Anyone who has batteries in their backup or solar power systems will eventually have a battery go bad. Can it be brought back to life?
Maybe. Of course you want to take good care of your batteries in the first place to put the dreaded day farther down the road.
Let’s start with lithium, briefly. The Lithium Ion or Li battery packs are usually made of scads of little cylindrical cells welded together. Lithium Iron Phosphate or LFP batteries tend to be larger “prismatic” blocks bolted together. Many Prius owners have gotten the dreaded “Get a new battery pack” light and sold their cars cheap when the problem was only a loose or corroded interconnection. On your home solar batteries, if possible, periodically check all the battery connections. A loose or corroded connection can provide reduce or no output. This goes for any kind of battery. I have shown you pictures of batteries damaged by hot, loose terminals.
The biggest frustration you may run into with lithium batteries is an over-discharge. Lithium batteries can be severely damaged by running to extreme discharge. To prevent this, and overcharge, they have a Battery Management System or BMS. These can be external or internal. Let’s say you let the battery get low and then left it alone. While neglected it self-discharges further. Now you have a battery that will not charge or discharge! Oops. Pay attention, now, because even though you may not have lithium batteries in your home power system, you have them. Power tools, phone batteries or that drone that got stuck in a tree for a month…all lithium. I have bought old stock tool and phone batteries on ebay that would not charge. The trick is to open up the case and jump off the battery to get the voltage above the BMS threshold to operate. Use a battery of similar voltage. It usually only takes a few seconds. I have done this many times. If an individual cell goes bad in the battery you may need to replace it or have a pro shop handle it.
Now on to lead acid batteries. Oh goodness, get on the internet and you will find people offering to sell their books of secrets for reviving dead batteries. Many of these tactics will work to a point, some provide only short term relief or even cause more damage.
I added up what the approximate retail value of my batteries would be if I replaced them all and was stunned to find it is around $80,000. I did not buy new or retail, so it wasn’t anywhere near that. Nonetheless, there are literally tons of batteries and some go bad, both in the solar system and in all my vehicles and farm equipment. It makes me sad to buy new batteries.
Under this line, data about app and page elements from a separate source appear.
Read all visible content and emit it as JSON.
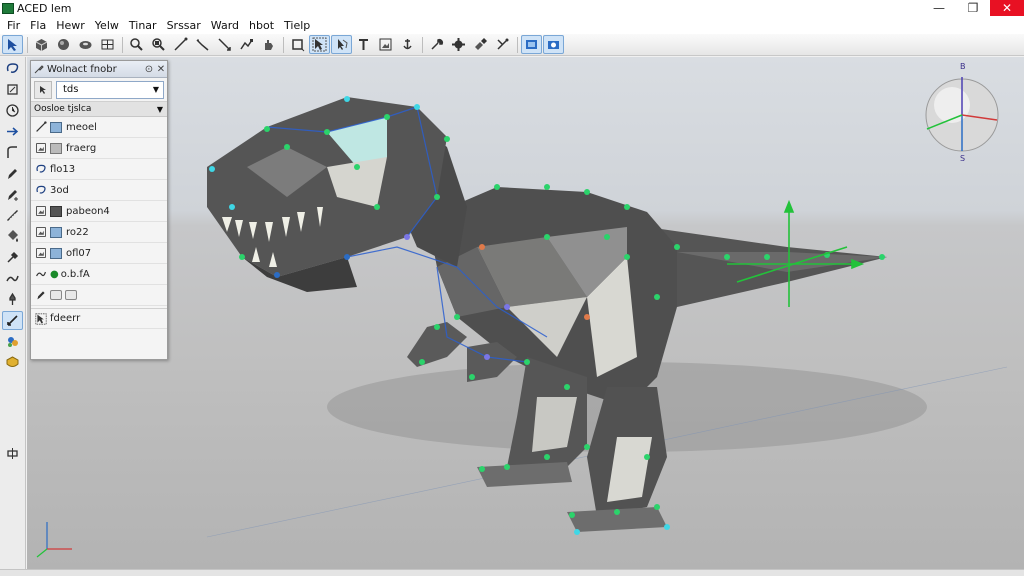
{
  "window": {
    "title": "ACED lem",
    "minimize_glyph": "—",
    "maximize_glyph": "❐",
    "close_glyph": "✕"
  },
  "menu": [
    "Fir",
    "Fla",
    "Hewr",
    "Yelw",
    "Tinar",
    "Srssar",
    "Ward",
    "hbot",
    "Tielp"
  ],
  "toolbar": {
    "icons": [
      "select-arrow-icon",
      "cube-icon",
      "sphere-icon",
      "torus-icon",
      "grid-icon",
      "zoom-icon",
      "zoom-region-icon",
      "line-icon",
      "bend-icon",
      "knife-icon",
      "snap-icon",
      "hand-icon",
      "frame-icon",
      "select-box-icon",
      "lasso-icon",
      "text-icon",
      "image-icon",
      "anchor-icon",
      "wrench-icon",
      "gear-icon",
      "paint-icon",
      "bones-icon",
      "render-icon",
      "camera-icon"
    ],
    "active": [
      0,
      13,
      14,
      22,
      23
    ]
  },
  "toolstrip": {
    "icons": [
      "lasso-tool-icon",
      "paint-tool-icon",
      "clock-icon",
      "arrow-right-icon",
      "curve-tool-icon",
      "pen-icon",
      "pen-add-icon",
      "measure-icon",
      "bucket-icon",
      "pipette-icon",
      "sculpt-icon",
      "pin-icon",
      "knife-tool-icon",
      "materials-icon",
      "shield-icon",
      "transform-icon"
    ],
    "active": [
      12
    ]
  },
  "panel": {
    "title": "Wolnact fnobr",
    "close_glyph": "✕",
    "pin_glyph": "⊙",
    "selector_value": "tds",
    "section_title": "Oosloe tjslca",
    "rows": [
      {
        "label": "meoel"
      },
      {
        "label": "fraerg"
      },
      {
        "label": "flo13"
      },
      {
        "label": "3od"
      },
      {
        "label": "pabeon4"
      },
      {
        "label": "ro22"
      },
      {
        "label": "ofl07"
      },
      {
        "label": "o.b.fA"
      },
      {
        "label": ""
      },
      {
        "label": "fdeerr"
      }
    ]
  },
  "gizmo": {
    "top_label": "B",
    "bottom_label": "S"
  },
  "colors": {
    "accent": "#2b6cc4",
    "vertex_green": "#2bd36b",
    "vertex_cyan": "#3fd7e6",
    "mesh_dark": "#4d4d4d",
    "mesh_light": "#d8d8d2",
    "gizmo_green": "#23c23a"
  }
}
The internet guys will try to tell you that you can put some aspirin or epsom salts or EDTA in your battery and all will be well. Chemicals may provide a short term boost, but understand that the end is near. Some of them will have you dump out all the acid, rinse with distilled water, charge with distilled water, rinse again and refill with acid. Why? Stuff flakes off the plates and falls to the bottom of the battery, especially when you let the electrolyte get below the level of the plates. Maybe the bottom fills up. Maybe the stuff lodges between the plates. Cells short out and the battery dies. (Or it blows up! A friend with a pair of 2000 lb. batteries had a cell blow, probably from not keeping the water up.) Ok, in theory, thoroughly cleaning out a battery may help, but is this safe or practical? Two of my batteries weigh nearly 2000 lbs. EACH. Let’s see you dump those! A pro shop can remove the individual cells from that type of battery, so it can be done. (My friend is having the blown-up cell replaced.) A golf car battery weighs 62 lbs. and a person can handle that, but do you want to be struggling with a heavy battery while trying not to get acid on you? Then what do you do with all of the old lead-tainted acid?
Since it has gotten cool, I have had several batteries go bad. I’ve brought two back to service, have 2 more in process, showing promise. I’ve only bought one battery for a really bad one in one of the tractors. My method is to check the electrolyte and put the battery on a slow charge. A simple charger may work best. Some smart chargers, which are common these days, are too smart for their own good and may or may not even start if the battery is severely discharged. In that case, use jumpers from a good battery to convince the charger to start. Use the 2 Amp setting and no more. This will take time. 2 amps into a 200 amp/hour battery is over 4 days, for a GOOD battery. A bad one will take a while. Check the voltage from time to time. Make sure the battery isn’t getting hot. Using a higher charge rate or letting a smart charger do its thing nearly always ruins the battery. A 12v battery needs to spend some time above 15 volts to break through all the sulphation and get it back into the electrolyte. If you get it that high, put a load on it to see if it has some guts. If the voltage drops quickly under load, put on a modest sustainable load and run the battery down and start over. It may take several cycles.
My quickest refurb was a 14 ah motorcycle battery, which took less than a week. (a week is maddeningly long when you want to ride the “new” bike.) It had not been run in a couple of years and now has no trouble starting the bike. Another battery, an Outback RE, was killed twice by a solar owner and then died in my tractor. It came back and is working fine. I have another Outback I am trying to revive for the 3rd time. My biggest challenge of the moment is a $1200 agm battery that powers my boxcar solar lighting system. It had a cell go bad. I have gotten it to accept charge, but it is not to the point where it really has any guts. I am on day 3 of discharging it with a light bulb. I have high hopes.
The key ingredient is patience. If you crank the charging rate up, you are asking for trouble. If your smart charger has a rejuvenate button, don’t use it until you first go through a regular slow rate equalizing charge. Good luck.–Neal